This report from a fact-finding mission to Lebanon, Jordan, Iraq, and Greece offers findings and recommendations based on the delegation’s conversations with actors in the region, including refugees and displaced persons, care providers, representatives of the Catholic Church, their aid agencies, and United Nations officials.
Donald Kerwin, CMS’s Executive Director, provides an overview of the VI International Forum on Migration and Peace, organized by the Scalabrini International Migration Network (SIMN) in late February in Rome, Italy.
Donald Kerwin, CMS's Executive Director, presented this address at the Seminar on Migration and Religion at Radboud University Nijmegen, The Netherlands held on February 9 and 10, 2017.
Father David Hollenbach, Pedro Arrupe Distinguished Research Professor at Georgetown University''s School of Foreign Service and senior fellow at the Berkley Center, discusses his paper, "Borders and Duties to the Displaced: Ethical Perspectives on the Refugee Protection System."
This essay proposes some ethical perspectives that can help in the task of reassessing the structure of the global refugee protection system in light of the extraordinarily high levels of refugee movement and forced migration occurring today.
This article discusses the principles of voluntariness, safety, and dignity in the context of refugee repatriation. It begins by setting out the applicable legal framework, and discusses how that framework has been elaborated upon and refined since 1951. The article then discusses how the principles of voluntariness, safety, and dignity have, in practice, been applied (or, in a few unfortunate cases, ignored). After noting that we are now living in an era of protracted refugee emergencies, the article concludes with a number of recommendations regarding alternatives to repatriation and the conditions under which repatriation can take place without offense to the principles of voluntariness, safety, and dignity.
A few days before the 15th anniversary of the September 11th terrorist attacks, the Center for Migration Studies of New York (CMS) is releasing a new in-depth report examining refugee protection and national security. The paper, titled “How Robust Refugee...
This paper makes the case that refugee protection and national security should be viewed as complementary, not conflicting state goals. It argues that refugee protection can further the security of refugees, affected states, and the international community. Refugees and international migrants can also advance national security by contributing to a state’s economic vitality, military strength, diplomatic standing, and civic values. The paper identifies several strategies that would, if implemented, promote both security and refugee protection. It also outlines additional steps that the US Congress should take to enhance US refugee protection policies and security. Finally, it argues for the efficacy of political engagement in support of pro-protection, pro-security policies, and against the assumption that political populism will invariably impede support for refugee protection.
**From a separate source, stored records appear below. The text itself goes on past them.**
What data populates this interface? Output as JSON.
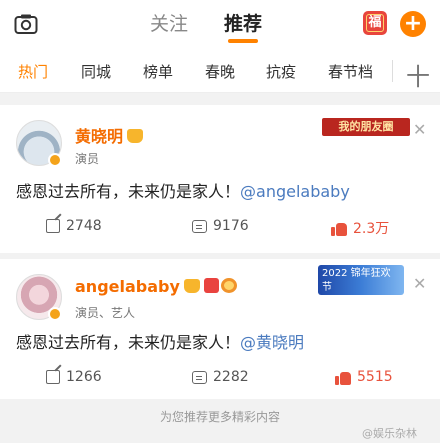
{
  "header": {
    "tabs": [
      "关注",
      "推荐"
    ],
    "fu_label": "福",
    "plus_label": "+"
  },
  "channels": [
    "热门",
    "同城",
    "榜单",
    "春晚",
    "抗疫",
    "春节档"
  ],
  "channel_plus": "十",
  "posts": [
    {
      "username": "黄晓明",
      "role": "演员",
      "banner": "我的朋友圈",
      "text": "感恩过去所有，未来仍是家人！",
      "mention": "@angelababy",
      "reposts": "2748",
      "comments": "9176",
      "likes": "2.3万"
    },
    {
      "username": "angelababy",
      "role": "演员、艺人",
      "banner": "2022 锦年狂欢节",
      "text": "感恩过去所有，未来仍是家人！",
      "mention": "@黄晓明",
      "reposts": "1266",
      "comments": "2282",
      "likes": "5515"
    }
  ],
  "footer": {
    "more": "为您推荐更多精彩内容",
    "watermark": "@娱乐杂林"
  },
  "colors": {
    "accent": "#ff8200",
    "username": "#f46c00",
    "mention": "#4b7bbf",
    "like": "#e8523c"
  }
}
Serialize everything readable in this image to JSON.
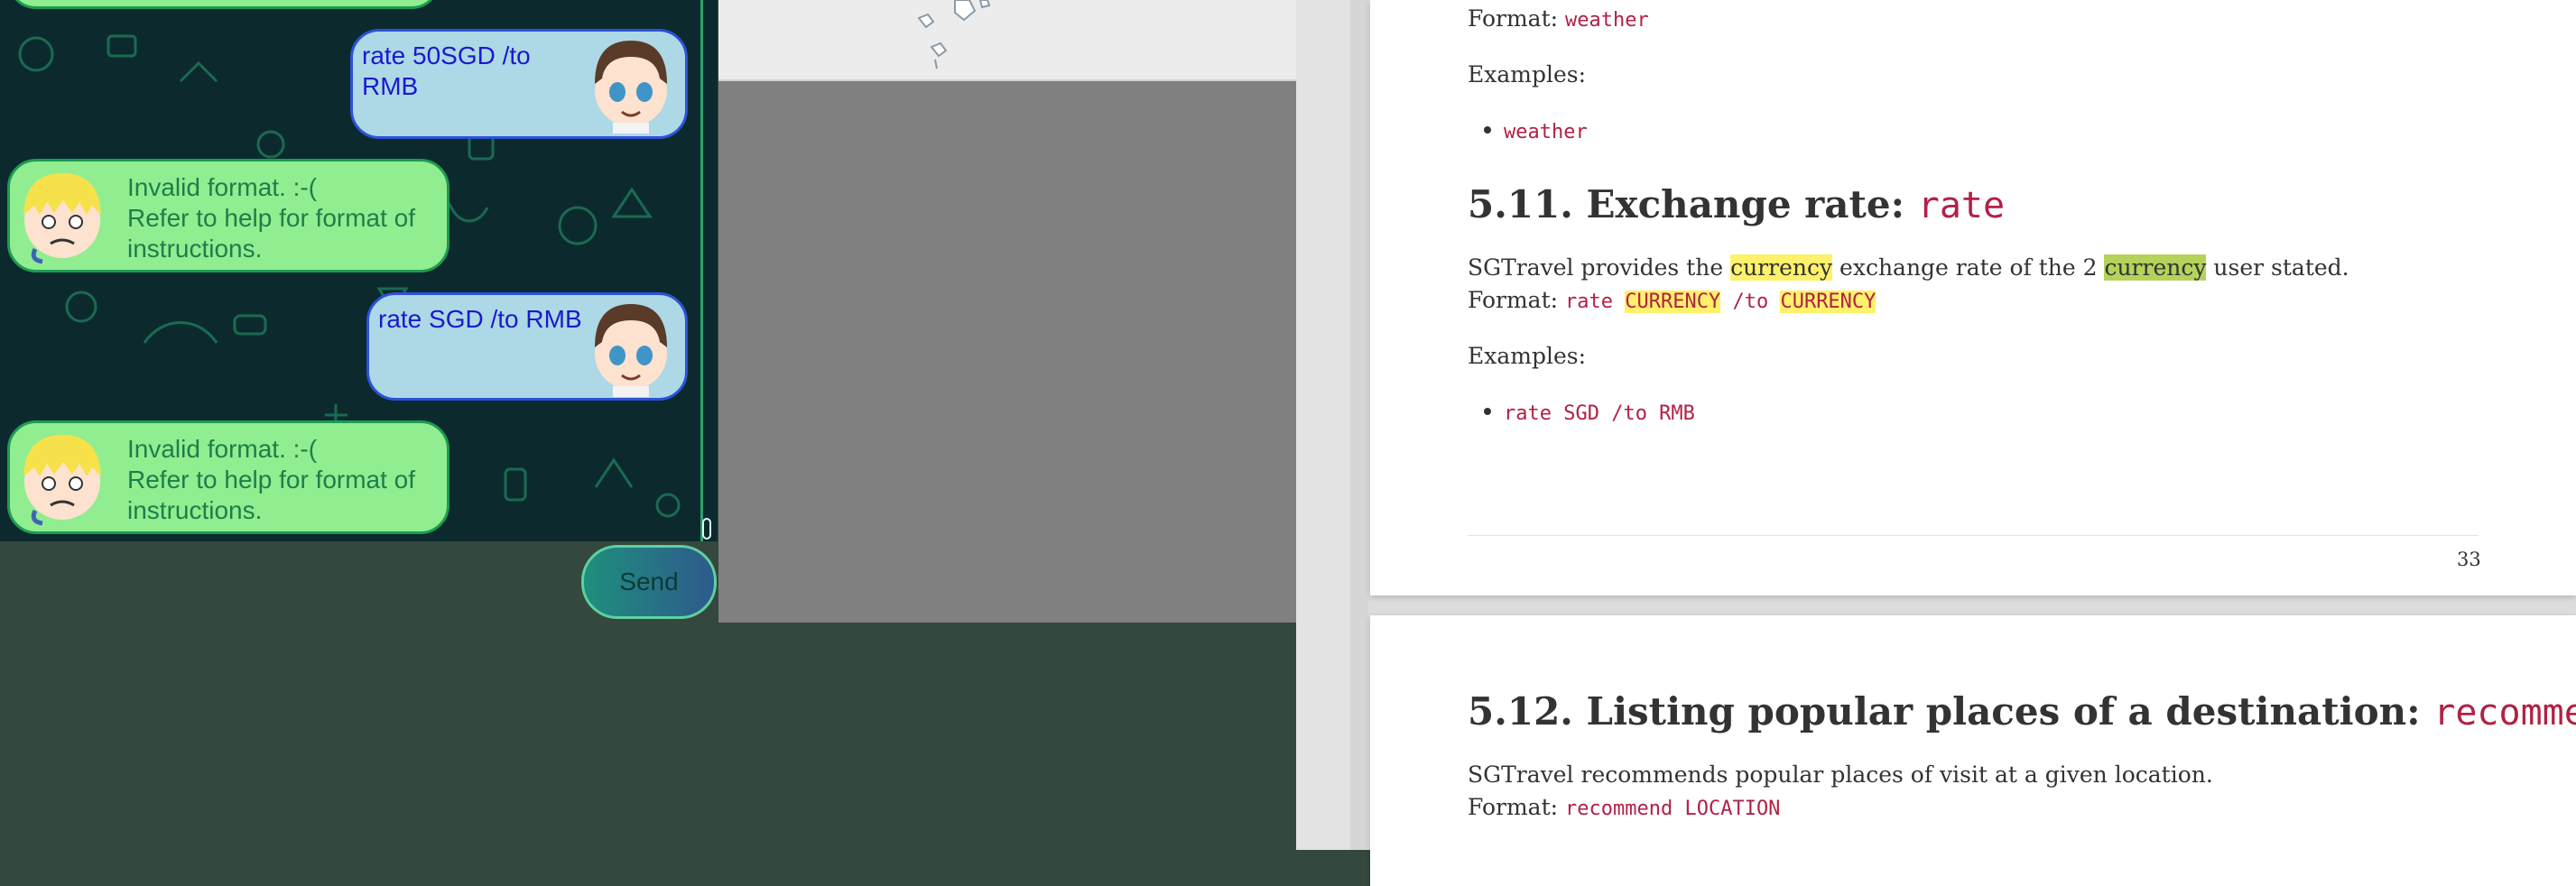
{
  "chat": {
    "messages": [
      {
        "sender": "user",
        "text": "rate 50SGD /to\nRMB"
      },
      {
        "sender": "bot",
        "text": "Invalid format. :-(\nRefer to help for format of\ninstructions."
      },
      {
        "sender": "user",
        "text": "rate SGD /to RMB"
      },
      {
        "sender": "bot",
        "text": "Invalid format. :-(\nRefer to help for format of\ninstructions."
      }
    ],
    "send_label": "Send"
  },
  "doc": {
    "prev_format_label": "Format:",
    "prev_format_code": "weather",
    "prev_examples_label": "Examples:",
    "prev_example": "weather",
    "section_heading_text": "5.11. Exchange rate: ",
    "section_heading_code": "rate",
    "desc_part1": "SGTravel provides the ",
    "desc_hl1": "currency",
    "desc_part2": " exchange rate of the 2 ",
    "desc_hl2": "currency",
    "desc_part3": " user stated.",
    "format_label": "Format:",
    "format_code1": "rate ",
    "format_hl1": "CURRENCY",
    "format_code2": " /to ",
    "format_hl2": "CURRENCY",
    "examples_label": "Examples:",
    "example": "rate SGD /to RMB",
    "page_number": "33",
    "next_heading_text": "5.12. Listing popular places of a destination: ",
    "next_heading_code": "recommend",
    "next_desc": "SGTravel recommends popular places of visit at a given location.",
    "next_format_label": "Format:",
    "next_format_code": "recommend LOCATION"
  },
  "colors": {
    "user_bubble": "#add8e6",
    "bot_bubble": "#90ee90",
    "code_text": "#b12146",
    "highlight_yellow": "#fff16a",
    "highlight_green": "#b5d35a"
  }
}
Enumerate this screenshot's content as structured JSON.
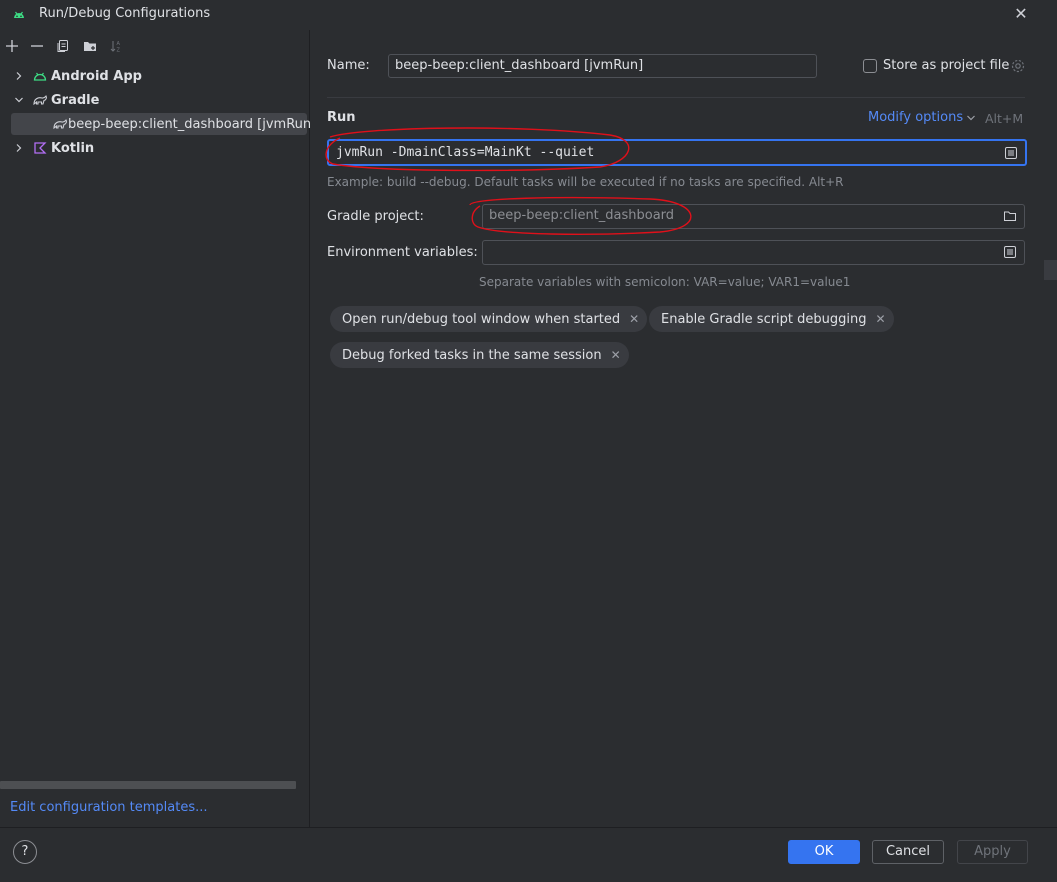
{
  "window": {
    "title": "Run/Debug Configurations"
  },
  "sidebar": {
    "items": [
      {
        "label": "Android App",
        "expanded": false
      },
      {
        "label": "Gradle",
        "expanded": true
      },
      {
        "label": "beep-beep:client_dashboard [jvmRun]",
        "selected": true
      },
      {
        "label": "Kotlin",
        "expanded": false
      }
    ],
    "edit_templates": "Edit configuration templates..."
  },
  "form": {
    "name_label": "Name:",
    "name_value": "beep-beep:client_dashboard [jvmRun]",
    "store_label": "Store as project file",
    "store_checked": false,
    "run_section": "Run",
    "modify_options": "Modify options",
    "modify_shortcut": "Alt+M",
    "run_value": "jvmRun -DmainClass=MainKt --quiet",
    "run_hint": "Example: build --debug. Default tasks will be executed if no tasks are specified. Alt+R",
    "gradle_project_label": "Gradle project:",
    "gradle_project_value": "beep-beep:client_dashboard",
    "env_label": "Environment variables:",
    "env_value": "",
    "env_hint": "Separate variables with semicolon: VAR=value; VAR1=value1"
  },
  "chips": [
    "Open run/debug tool window when started",
    "Enable Gradle script debugging",
    "Debug forked tasks in the same session"
  ],
  "footer": {
    "help": "?",
    "ok": "OK",
    "cancel": "Cancel",
    "apply": "Apply"
  },
  "colors": {
    "accent": "#3574f0",
    "link": "#548af7",
    "annotation": "#e0101a",
    "android_green": "#3ddc84",
    "kotlin_purple": "#b36ff5"
  }
}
The values of individualism developed in the post-Enlightenment West are at the core of the contemporary refugee protection system. While enormously powerful, this tradition assigns priority to the individual as distinguished from the community. Based on patterns established in centuries of religious thought and practice as well as on the insights of key thinkers in the tradition of Western individualism, this paper argues that consideration of communities should receive greater emphasis. In terms of the refugee protection system, this shift requires examining how best to address the needs of communities that are uprooted, as well as the needs of communities into which displaced persons are received, rather than only focusing on individuals who cross a border and seek refugee status.
George Rupp, president emeritus of Columbia University and the International Rescue Committee, discusses his paper, "Rethinking the Assumptions of Refugee Policy: Beyond Individualism to the Challenge of Inclusive Communities."